It was the 18th consecutive weekend of demonstrations which began in mid-November.

Business owners on the iconic Champs-Elysees avenue were fuming on Monday as President Emmanuel Macron met with Interior Minister Christophe Castaner and Justice Minister Nicole Belloubet to weigh their response to an 18th consecutive Saturday of “yellow vest” demonstrations.

The government’s failure to keep the protests from spiralling out of control has put a harsh spotlight on its law enforcement strategy.

“You have to take responsibility and engage, with the possibility that people will get hurt,” said Frederic Lagache of the Alliance police union.

For decades French authorities have usually preferred the opposite, putting down mass protests with tear gas and rubber bullets but avoiding physical clashes against large groups.

“They would rather see a building damaged, with insurance companies footing the bill, than risk direct contact between police and demonstrators that might cause serious injuries or death,” said Olivier Cahn at France’s CESDIP law enforcement research institute.

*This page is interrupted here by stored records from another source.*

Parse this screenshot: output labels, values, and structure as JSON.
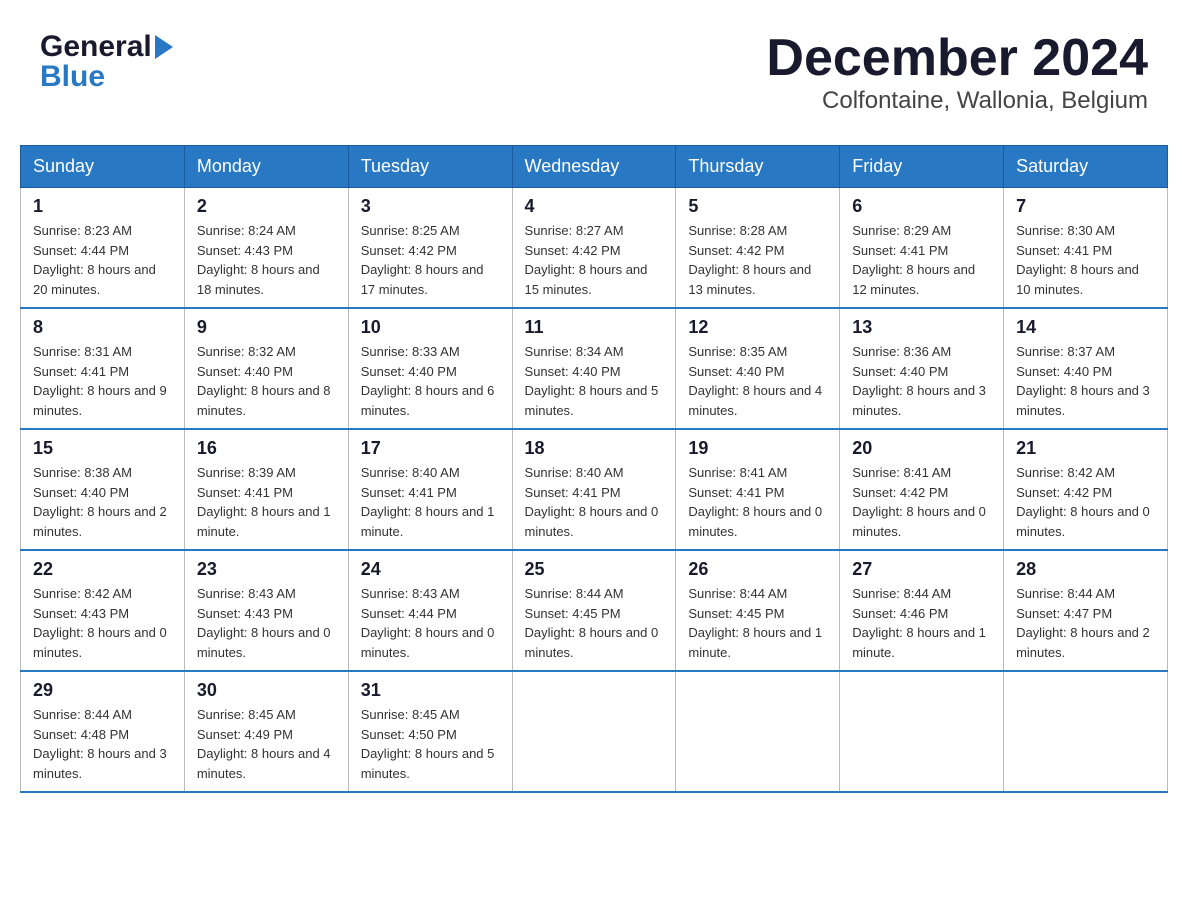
{
  "logo": {
    "general": "General",
    "blue": "Blue"
  },
  "header": {
    "month_year": "December 2024",
    "location": "Colfontaine, Wallonia, Belgium"
  },
  "weekdays": [
    "Sunday",
    "Monday",
    "Tuesday",
    "Wednesday",
    "Thursday",
    "Friday",
    "Saturday"
  ],
  "weeks": [
    [
      {
        "day": "1",
        "sunrise": "8:23 AM",
        "sunset": "4:44 PM",
        "daylight": "8 hours and 20 minutes."
      },
      {
        "day": "2",
        "sunrise": "8:24 AM",
        "sunset": "4:43 PM",
        "daylight": "8 hours and 18 minutes."
      },
      {
        "day": "3",
        "sunrise": "8:25 AM",
        "sunset": "4:42 PM",
        "daylight": "8 hours and 17 minutes."
      },
      {
        "day": "4",
        "sunrise": "8:27 AM",
        "sunset": "4:42 PM",
        "daylight": "8 hours and 15 minutes."
      },
      {
        "day": "5",
        "sunrise": "8:28 AM",
        "sunset": "4:42 PM",
        "daylight": "8 hours and 13 minutes."
      },
      {
        "day": "6",
        "sunrise": "8:29 AM",
        "sunset": "4:41 PM",
        "daylight": "8 hours and 12 minutes."
      },
      {
        "day": "7",
        "sunrise": "8:30 AM",
        "sunset": "4:41 PM",
        "daylight": "8 hours and 10 minutes."
      }
    ],
    [
      {
        "day": "8",
        "sunrise": "8:31 AM",
        "sunset": "4:41 PM",
        "daylight": "8 hours and 9 minutes."
      },
      {
        "day": "9",
        "sunrise": "8:32 AM",
        "sunset": "4:40 PM",
        "daylight": "8 hours and 8 minutes."
      },
      {
        "day": "10",
        "sunrise": "8:33 AM",
        "sunset": "4:40 PM",
        "daylight": "8 hours and 6 minutes."
      },
      {
        "day": "11",
        "sunrise": "8:34 AM",
        "sunset": "4:40 PM",
        "daylight": "8 hours and 5 minutes."
      },
      {
        "day": "12",
        "sunrise": "8:35 AM",
        "sunset": "4:40 PM",
        "daylight": "8 hours and 4 minutes."
      },
      {
        "day": "13",
        "sunrise": "8:36 AM",
        "sunset": "4:40 PM",
        "daylight": "8 hours and 3 minutes."
      },
      {
        "day": "14",
        "sunrise": "8:37 AM",
        "sunset": "4:40 PM",
        "daylight": "8 hours and 3 minutes."
      }
    ],
    [
      {
        "day": "15",
        "sunrise": "8:38 AM",
        "sunset": "4:40 PM",
        "daylight": "8 hours and 2 minutes."
      },
      {
        "day": "16",
        "sunrise": "8:39 AM",
        "sunset": "4:41 PM",
        "daylight": "8 hours and 1 minute."
      },
      {
        "day": "17",
        "sunrise": "8:40 AM",
        "sunset": "4:41 PM",
        "daylight": "8 hours and 1 minute."
      },
      {
        "day": "18",
        "sunrise": "8:40 AM",
        "sunset": "4:41 PM",
        "daylight": "8 hours and 0 minutes."
      },
      {
        "day": "19",
        "sunrise": "8:41 AM",
        "sunset": "4:41 PM",
        "daylight": "8 hours and 0 minutes."
      },
      {
        "day": "20",
        "sunrise": "8:41 AM",
        "sunset": "4:42 PM",
        "daylight": "8 hours and 0 minutes."
      },
      {
        "day": "21",
        "sunrise": "8:42 AM",
        "sunset": "4:42 PM",
        "daylight": "8 hours and 0 minutes."
      }
    ],
    [
      {
        "day": "22",
        "sunrise": "8:42 AM",
        "sunset": "4:43 PM",
        "daylight": "8 hours and 0 minutes."
      },
      {
        "day": "23",
        "sunrise": "8:43 AM",
        "sunset": "4:43 PM",
        "daylight": "8 hours and 0 minutes."
      },
      {
        "day": "24",
        "sunrise": "8:43 AM",
        "sunset": "4:44 PM",
        "daylight": "8 hours and 0 minutes."
      },
      {
        "day": "25",
        "sunrise": "8:44 AM",
        "sunset": "4:45 PM",
        "daylight": "8 hours and 0 minutes."
      },
      {
        "day": "26",
        "sunrise": "8:44 AM",
        "sunset": "4:45 PM",
        "daylight": "8 hours and 1 minute."
      },
      {
        "day": "27",
        "sunrise": "8:44 AM",
        "sunset": "4:46 PM",
        "daylight": "8 hours and 1 minute."
      },
      {
        "day": "28",
        "sunrise": "8:44 AM",
        "sunset": "4:47 PM",
        "daylight": "8 hours and 2 minutes."
      }
    ],
    [
      {
        "day": "29",
        "sunrise": "8:44 AM",
        "sunset": "4:48 PM",
        "daylight": "8 hours and 3 minutes."
      },
      {
        "day": "30",
        "sunrise": "8:45 AM",
        "sunset": "4:49 PM",
        "daylight": "8 hours and 4 minutes."
      },
      {
        "day": "31",
        "sunrise": "8:45 AM",
        "sunset": "4:50 PM",
        "daylight": "8 hours and 5 minutes."
      },
      null,
      null,
      null,
      null
    ]
  ]
}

Macron has vowed “strong” measures to quell the violence, and has already pledged an anti-hooligan law that would let authorities pre-emptively detain protesters with a known history of violence.

“The idea seems to be, if the violence persists, you have to be more repressive,” Cahn said. “That doesn’t do anything except make the protesters even more determined,” he said.

Junior Interior Minister Laurent Nunez admitted on RTL radio that police “were less aggressive, less reactive than usual” over the weekend, promising a review of the instructions given to officers and their deployment.

But critics say that after more than three months of weekly protests, the government needs more than pledges of determined action, and should drastically rethink its approach for stamping out the rioting.

“There are techniques and strategies for separating violent demonstrators from the others,” Cahn said.

“Germany has strategies for de-escalating the tensions and separating protesters that are quite effective,” he said.

However French authorities have already been accused of a heavy-handed response to the yellow vest movement.

Rights groups have tried to have the controversial “defensive ball launchers” (LBD) banned, noting that France is one of only a handful of Western countries to use them.

But the government says they allow police to avoid potentially more risky contact with protesters hurling paving stones and wielding hammers and other makeshift weapons.

Yet pressure is increasing to find a way of quelling the violence, especially when authorities are well aware that a hard core of protesters are determined to cause havoc again next Saturday.

“Every Sunday large cities across France wake up to the same old story: Smoldering barricades and a strident declaration from Christophe Castaner,” leftwing daily Liberation wrote on Monday.